<p>"In every place he is loved over alle/Among maydens grete and smale-/In daunsyng, in pipyngs, and rennyng at the balle,/In every place wher-so he go.</p>
<p>"They leten lighte by housebonde-men/Whan they at the balle renne;/They casten ther love to yonge men/In every place wher-so they go.</p>
<p>"Then seyn maydens, "Farewel, Jakke,/Thy love is pressed al in thy pak;/Thou berest thy love bihynde thy back,/In every place wher-so thou go."</p>

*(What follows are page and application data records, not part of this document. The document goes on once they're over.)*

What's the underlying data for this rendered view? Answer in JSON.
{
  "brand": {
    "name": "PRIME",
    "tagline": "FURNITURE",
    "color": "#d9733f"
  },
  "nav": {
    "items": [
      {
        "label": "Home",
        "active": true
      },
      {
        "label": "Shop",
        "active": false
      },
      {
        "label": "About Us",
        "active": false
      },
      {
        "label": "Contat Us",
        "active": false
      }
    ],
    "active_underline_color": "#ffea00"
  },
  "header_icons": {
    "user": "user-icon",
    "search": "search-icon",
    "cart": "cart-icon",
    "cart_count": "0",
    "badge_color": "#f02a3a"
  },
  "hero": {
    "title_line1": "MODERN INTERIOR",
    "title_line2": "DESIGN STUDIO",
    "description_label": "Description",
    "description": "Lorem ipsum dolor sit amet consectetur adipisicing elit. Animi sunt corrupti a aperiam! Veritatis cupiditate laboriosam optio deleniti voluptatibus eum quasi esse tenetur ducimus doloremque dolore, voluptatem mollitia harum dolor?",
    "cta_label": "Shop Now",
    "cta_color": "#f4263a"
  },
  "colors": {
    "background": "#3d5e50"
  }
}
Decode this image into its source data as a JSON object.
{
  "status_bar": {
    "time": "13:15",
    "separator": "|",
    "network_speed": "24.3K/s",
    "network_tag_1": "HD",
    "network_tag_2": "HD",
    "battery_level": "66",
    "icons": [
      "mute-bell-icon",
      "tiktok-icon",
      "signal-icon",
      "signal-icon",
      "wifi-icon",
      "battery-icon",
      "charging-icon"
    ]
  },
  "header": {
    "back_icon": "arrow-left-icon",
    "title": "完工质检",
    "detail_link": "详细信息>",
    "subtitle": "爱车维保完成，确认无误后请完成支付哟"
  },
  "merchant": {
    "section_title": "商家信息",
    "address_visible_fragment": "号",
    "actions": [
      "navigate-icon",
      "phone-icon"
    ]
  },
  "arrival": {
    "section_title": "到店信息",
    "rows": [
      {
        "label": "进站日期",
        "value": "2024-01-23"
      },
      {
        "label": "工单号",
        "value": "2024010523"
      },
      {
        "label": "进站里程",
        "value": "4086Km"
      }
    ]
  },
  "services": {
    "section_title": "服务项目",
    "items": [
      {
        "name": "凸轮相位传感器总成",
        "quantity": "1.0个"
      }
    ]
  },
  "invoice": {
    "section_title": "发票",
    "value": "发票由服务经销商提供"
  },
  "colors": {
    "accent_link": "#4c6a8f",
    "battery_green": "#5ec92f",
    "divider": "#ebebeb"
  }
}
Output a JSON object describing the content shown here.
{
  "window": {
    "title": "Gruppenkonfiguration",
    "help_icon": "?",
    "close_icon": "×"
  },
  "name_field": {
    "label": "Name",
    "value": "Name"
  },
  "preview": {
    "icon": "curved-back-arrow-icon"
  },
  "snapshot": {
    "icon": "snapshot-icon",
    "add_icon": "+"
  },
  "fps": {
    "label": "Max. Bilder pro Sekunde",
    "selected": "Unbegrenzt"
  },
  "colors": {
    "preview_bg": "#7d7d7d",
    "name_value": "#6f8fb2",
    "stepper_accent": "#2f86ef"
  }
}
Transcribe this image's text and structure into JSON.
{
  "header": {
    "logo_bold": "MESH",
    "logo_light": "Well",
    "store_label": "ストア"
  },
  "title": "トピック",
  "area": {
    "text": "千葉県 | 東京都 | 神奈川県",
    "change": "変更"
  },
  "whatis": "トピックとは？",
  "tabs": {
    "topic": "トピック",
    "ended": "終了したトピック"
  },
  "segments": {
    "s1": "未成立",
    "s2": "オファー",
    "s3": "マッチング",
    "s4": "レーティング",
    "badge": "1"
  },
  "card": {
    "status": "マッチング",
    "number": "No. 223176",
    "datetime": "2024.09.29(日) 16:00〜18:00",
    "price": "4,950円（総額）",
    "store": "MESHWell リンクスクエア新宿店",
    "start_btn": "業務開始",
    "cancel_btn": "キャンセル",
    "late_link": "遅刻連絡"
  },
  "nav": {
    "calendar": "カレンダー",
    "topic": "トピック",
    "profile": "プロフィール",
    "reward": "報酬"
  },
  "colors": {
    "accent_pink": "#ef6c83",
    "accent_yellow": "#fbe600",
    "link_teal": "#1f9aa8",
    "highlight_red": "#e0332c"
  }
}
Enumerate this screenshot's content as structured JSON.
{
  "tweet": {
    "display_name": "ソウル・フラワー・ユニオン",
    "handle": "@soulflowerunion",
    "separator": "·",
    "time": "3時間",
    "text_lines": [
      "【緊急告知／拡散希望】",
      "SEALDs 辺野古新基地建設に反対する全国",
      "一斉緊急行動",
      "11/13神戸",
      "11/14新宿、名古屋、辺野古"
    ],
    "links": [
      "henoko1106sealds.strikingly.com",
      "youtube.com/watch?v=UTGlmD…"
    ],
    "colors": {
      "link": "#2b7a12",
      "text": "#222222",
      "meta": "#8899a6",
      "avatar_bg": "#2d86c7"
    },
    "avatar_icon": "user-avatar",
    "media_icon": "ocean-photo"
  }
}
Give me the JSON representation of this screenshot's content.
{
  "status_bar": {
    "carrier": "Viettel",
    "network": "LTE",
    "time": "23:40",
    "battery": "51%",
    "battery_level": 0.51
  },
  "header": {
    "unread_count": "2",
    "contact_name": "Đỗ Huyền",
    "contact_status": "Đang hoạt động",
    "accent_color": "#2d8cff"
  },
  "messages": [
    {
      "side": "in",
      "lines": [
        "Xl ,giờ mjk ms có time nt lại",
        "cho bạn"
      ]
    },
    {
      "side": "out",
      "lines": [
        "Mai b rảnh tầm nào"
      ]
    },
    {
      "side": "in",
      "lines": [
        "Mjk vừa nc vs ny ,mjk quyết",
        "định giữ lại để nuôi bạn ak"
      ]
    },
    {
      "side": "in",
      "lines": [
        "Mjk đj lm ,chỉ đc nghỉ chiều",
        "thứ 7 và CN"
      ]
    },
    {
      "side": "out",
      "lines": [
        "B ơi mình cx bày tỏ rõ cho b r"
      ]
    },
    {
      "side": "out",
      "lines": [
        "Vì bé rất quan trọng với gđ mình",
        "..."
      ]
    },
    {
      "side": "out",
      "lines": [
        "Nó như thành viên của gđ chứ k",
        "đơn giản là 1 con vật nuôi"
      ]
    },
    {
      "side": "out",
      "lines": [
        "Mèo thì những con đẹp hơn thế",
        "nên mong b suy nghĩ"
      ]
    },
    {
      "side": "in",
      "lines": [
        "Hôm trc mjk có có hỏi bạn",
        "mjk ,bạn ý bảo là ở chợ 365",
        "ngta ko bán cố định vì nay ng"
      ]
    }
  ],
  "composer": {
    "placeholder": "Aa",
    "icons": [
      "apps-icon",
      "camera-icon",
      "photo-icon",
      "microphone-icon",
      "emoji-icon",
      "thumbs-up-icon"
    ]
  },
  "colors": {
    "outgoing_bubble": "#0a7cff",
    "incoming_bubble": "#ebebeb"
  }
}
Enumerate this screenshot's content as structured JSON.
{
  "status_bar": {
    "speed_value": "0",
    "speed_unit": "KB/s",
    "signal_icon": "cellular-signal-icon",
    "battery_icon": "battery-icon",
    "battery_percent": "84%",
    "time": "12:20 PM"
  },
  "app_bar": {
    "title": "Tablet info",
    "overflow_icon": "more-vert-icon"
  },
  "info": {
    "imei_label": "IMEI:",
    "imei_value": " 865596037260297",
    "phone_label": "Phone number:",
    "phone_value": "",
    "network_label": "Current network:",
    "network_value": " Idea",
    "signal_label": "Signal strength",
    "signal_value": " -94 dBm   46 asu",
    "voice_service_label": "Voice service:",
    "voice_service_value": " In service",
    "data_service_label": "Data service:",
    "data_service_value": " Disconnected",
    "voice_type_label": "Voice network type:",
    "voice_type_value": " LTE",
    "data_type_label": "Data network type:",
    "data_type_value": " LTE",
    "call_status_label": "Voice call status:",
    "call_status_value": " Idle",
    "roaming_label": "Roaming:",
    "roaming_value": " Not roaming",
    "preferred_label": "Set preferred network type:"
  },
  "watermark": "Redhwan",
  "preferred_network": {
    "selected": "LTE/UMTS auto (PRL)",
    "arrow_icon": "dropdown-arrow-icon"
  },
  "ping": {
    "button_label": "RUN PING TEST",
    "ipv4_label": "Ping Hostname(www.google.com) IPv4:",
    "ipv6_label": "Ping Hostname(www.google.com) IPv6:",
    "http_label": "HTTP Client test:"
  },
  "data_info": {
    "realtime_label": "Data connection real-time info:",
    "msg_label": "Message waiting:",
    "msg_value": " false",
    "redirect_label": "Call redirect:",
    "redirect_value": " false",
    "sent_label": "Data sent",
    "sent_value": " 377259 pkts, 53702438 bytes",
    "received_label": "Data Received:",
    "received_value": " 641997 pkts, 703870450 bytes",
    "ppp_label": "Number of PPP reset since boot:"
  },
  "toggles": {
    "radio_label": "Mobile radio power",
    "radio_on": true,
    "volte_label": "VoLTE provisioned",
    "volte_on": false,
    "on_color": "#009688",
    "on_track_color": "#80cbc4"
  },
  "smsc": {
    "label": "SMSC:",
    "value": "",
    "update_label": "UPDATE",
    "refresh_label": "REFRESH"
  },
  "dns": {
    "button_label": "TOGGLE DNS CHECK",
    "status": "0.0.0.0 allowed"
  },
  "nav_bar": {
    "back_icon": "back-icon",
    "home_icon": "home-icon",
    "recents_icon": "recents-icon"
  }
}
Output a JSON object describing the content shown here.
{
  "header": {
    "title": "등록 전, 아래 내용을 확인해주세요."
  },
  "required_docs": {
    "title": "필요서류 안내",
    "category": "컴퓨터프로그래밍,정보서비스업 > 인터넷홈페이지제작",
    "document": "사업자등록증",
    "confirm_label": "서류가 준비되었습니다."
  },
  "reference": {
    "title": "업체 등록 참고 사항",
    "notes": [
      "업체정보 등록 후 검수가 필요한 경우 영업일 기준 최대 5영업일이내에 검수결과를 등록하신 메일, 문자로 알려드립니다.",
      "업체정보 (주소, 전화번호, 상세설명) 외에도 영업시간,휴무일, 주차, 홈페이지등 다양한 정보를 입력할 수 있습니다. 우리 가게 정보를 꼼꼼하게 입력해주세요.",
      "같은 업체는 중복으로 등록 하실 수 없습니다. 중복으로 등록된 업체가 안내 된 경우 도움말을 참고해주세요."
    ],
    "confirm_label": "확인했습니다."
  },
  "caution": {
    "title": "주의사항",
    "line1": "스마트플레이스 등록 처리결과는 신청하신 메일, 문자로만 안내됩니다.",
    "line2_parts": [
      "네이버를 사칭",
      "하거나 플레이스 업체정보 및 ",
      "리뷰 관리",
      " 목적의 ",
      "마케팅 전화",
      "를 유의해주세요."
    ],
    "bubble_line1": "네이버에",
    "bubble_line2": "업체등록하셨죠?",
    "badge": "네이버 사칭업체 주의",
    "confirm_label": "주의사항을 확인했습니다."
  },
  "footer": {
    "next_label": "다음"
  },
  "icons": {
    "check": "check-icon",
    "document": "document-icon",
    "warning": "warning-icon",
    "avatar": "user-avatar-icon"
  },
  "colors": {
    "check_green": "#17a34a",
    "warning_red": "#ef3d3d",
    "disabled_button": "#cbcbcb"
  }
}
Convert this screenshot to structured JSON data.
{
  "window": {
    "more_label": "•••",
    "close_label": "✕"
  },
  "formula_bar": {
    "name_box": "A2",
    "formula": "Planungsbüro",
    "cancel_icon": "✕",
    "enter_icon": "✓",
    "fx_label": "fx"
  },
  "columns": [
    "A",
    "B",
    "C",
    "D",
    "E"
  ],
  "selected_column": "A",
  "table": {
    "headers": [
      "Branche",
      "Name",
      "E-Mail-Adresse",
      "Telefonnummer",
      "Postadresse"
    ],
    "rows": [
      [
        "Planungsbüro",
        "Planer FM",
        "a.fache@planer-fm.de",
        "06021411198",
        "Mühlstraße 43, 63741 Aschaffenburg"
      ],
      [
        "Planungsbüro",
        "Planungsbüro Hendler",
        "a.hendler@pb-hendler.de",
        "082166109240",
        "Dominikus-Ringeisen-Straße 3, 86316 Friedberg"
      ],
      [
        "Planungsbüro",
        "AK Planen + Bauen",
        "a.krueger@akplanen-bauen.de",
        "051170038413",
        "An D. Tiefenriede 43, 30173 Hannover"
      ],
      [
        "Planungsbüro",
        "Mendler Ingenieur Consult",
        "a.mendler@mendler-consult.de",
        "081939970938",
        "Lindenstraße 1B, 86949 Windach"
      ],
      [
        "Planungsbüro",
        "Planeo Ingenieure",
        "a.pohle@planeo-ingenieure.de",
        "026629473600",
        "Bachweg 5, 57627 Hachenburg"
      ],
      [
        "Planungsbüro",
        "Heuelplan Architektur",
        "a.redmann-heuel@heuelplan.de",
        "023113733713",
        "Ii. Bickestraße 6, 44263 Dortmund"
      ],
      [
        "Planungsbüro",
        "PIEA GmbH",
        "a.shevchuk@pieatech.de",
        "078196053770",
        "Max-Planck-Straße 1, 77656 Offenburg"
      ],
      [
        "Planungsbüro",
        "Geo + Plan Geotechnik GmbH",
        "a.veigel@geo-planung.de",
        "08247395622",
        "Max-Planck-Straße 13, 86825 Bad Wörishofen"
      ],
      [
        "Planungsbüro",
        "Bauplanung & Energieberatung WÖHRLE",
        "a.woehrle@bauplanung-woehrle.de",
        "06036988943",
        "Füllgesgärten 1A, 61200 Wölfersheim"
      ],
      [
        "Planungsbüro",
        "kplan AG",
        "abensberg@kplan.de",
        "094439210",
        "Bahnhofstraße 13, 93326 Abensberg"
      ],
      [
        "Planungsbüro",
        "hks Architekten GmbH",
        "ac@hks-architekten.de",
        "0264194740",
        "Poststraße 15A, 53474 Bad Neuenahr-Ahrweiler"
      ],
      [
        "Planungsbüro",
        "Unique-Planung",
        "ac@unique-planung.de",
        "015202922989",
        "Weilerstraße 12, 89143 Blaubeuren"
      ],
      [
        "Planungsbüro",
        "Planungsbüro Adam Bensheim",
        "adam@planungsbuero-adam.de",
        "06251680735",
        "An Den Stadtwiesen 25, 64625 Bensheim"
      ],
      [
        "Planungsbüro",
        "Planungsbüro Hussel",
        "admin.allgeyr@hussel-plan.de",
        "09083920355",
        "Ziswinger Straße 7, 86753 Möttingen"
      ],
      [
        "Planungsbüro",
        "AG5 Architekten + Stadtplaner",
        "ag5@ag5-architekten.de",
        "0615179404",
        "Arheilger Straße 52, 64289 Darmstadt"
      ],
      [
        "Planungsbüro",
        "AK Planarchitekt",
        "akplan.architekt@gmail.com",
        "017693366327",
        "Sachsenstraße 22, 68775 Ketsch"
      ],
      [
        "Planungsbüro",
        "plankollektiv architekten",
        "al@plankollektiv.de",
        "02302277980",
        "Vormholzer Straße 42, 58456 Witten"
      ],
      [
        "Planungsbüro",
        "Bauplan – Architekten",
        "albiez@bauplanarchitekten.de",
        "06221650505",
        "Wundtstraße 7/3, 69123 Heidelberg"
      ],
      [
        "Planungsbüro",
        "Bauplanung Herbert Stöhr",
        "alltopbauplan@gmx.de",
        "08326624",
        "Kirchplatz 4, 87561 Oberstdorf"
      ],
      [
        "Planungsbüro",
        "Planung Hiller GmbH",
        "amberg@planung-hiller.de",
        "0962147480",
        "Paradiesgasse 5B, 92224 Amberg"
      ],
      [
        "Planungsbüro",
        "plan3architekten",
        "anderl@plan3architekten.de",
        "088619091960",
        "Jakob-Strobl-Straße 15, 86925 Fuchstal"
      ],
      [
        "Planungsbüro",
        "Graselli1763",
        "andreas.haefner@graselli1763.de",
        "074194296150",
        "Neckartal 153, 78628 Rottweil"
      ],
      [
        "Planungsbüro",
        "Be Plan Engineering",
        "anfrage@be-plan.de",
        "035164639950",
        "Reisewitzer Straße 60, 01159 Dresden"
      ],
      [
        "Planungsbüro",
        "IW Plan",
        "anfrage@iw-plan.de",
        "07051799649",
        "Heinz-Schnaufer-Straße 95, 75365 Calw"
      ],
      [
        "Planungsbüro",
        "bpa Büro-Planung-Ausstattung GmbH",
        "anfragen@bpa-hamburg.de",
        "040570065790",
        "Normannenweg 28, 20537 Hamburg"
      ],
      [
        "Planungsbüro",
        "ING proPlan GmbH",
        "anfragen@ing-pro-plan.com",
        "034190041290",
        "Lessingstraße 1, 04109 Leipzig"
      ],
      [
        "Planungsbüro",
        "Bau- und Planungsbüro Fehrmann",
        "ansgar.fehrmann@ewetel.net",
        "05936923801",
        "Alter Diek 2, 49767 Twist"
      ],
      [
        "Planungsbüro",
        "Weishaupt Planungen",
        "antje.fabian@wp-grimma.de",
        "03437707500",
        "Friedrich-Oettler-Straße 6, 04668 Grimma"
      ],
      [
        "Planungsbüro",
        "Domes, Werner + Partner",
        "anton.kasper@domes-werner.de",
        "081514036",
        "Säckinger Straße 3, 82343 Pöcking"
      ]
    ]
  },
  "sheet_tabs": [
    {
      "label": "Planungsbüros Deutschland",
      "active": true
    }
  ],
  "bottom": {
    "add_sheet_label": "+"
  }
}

<p>Robert Stevick, ed., <span style="text-decoration: underline;">One Hundred Middle English Lyrics</span> (U of Illinois Press, 1994), page 141. Posted to 19CBB on 11/14/2008 by Richard Hershberger. Richard reports that Stevick dates this poem—#81 of the 100 collected in this volume—to c. 1470. He interprets the lyric's 'running at the ball' as 'stool ball, probably,' but stow ball [resembling field hockey] seems apter. Richard also points out that "for the sake of precision, it should be noted that this volume is intended for student use and normalizes the spellings."</p> e and normalizes the spellings."</p>